Chianti is Tuscany’s most famous and historic wine district, and the Chianti Classico DOCG is the most prestigious Chianti appellation. Fittingly, it is located in the heart of the larger Chianti DOCG. Chianti’s wines were so esteemed during the Renaissance that the Medici princes of Florence designated several villages within the Chianti region as discrete production zones, setting up the first appellations in Italy. By the 20th century Chianti was Italy’s primary wine export. But the pizza parlor Chiantis sent to foreign markets were inexpensive, unremarkable reds presented in round-bottomed, straw-covered bottles. To upgrade Chianti wines and the region’s image, the Chianti Classico DOC was created in 1967, then upgraded to DOCG status in 1984, with additional modifications made in 1996. In the last 20 years a consortium of Chianti Classico producers have researched new Sangiovese clones, replanted vineyards, updated cellar practices and generally made Chianti Classico DOCG a world-class appellation. Chianti Classico must contain a minimum of 75% Sangiovese. In the 2014 edition of its annual compendium of wine ratings, Gambero Rosso noted that Chianti Classico DOCG wines were noteworthy for their “significant return to a more defined style, true to tradition.”


Red Wine, Sangiovese, D.O.C.G.

This red grape is largely grown in central Italy. As the sole component or in a blend, it gives us Chianti, Brunello di Montalcino, Vino Nobile di Montepulciano, Morellino and Super Tuscans, among other favorites wines.
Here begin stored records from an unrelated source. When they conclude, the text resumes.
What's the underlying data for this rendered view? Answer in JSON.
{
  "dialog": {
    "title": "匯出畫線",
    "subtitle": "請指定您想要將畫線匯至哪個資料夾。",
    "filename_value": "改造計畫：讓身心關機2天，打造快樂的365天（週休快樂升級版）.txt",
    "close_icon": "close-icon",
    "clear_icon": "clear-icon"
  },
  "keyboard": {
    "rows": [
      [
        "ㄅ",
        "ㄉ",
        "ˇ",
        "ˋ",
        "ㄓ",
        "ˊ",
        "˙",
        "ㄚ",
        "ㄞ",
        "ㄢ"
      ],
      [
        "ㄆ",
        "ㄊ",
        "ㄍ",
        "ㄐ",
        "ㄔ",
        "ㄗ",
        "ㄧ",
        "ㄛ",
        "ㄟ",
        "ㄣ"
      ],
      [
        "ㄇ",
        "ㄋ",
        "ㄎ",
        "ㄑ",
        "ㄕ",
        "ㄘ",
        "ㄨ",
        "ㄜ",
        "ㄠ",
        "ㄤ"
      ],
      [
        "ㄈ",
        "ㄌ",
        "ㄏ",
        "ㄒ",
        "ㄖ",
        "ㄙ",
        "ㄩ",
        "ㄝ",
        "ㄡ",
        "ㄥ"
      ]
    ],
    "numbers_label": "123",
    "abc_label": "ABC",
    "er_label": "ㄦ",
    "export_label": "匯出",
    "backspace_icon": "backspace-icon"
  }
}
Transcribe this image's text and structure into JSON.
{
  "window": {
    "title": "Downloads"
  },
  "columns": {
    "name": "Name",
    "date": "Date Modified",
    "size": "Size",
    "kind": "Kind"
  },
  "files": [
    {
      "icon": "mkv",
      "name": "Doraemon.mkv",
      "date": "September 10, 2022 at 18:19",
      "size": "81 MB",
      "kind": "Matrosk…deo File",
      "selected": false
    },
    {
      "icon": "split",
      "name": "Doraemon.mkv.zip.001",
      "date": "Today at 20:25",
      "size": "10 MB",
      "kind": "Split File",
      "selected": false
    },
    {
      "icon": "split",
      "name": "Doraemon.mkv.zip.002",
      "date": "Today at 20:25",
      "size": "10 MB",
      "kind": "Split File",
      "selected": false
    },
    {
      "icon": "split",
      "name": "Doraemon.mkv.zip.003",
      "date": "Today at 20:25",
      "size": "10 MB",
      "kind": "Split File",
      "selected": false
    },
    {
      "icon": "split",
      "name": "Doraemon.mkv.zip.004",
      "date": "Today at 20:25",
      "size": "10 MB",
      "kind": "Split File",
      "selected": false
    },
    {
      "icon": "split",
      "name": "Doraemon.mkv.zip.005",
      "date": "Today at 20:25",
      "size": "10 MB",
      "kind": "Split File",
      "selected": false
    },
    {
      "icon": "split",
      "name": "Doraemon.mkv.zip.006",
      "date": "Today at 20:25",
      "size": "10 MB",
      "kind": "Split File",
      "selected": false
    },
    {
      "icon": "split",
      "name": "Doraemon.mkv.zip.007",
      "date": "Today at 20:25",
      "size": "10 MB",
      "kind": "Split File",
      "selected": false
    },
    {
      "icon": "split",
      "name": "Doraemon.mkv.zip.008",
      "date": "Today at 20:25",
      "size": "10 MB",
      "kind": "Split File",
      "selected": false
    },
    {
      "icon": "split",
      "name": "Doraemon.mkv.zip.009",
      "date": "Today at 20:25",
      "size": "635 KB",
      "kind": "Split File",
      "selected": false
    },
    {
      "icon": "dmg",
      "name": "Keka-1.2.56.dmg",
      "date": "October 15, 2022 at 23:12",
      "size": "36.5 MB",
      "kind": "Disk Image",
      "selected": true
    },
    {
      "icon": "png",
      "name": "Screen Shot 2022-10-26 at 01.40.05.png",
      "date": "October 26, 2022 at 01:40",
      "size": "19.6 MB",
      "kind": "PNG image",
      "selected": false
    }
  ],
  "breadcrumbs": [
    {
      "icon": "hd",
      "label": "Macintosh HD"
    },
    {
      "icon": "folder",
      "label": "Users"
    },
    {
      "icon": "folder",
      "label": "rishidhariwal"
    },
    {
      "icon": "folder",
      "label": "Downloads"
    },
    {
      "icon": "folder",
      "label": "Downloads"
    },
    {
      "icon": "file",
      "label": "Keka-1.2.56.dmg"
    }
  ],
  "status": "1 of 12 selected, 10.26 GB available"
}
The name is derived from the Latin for “blood of Jove.”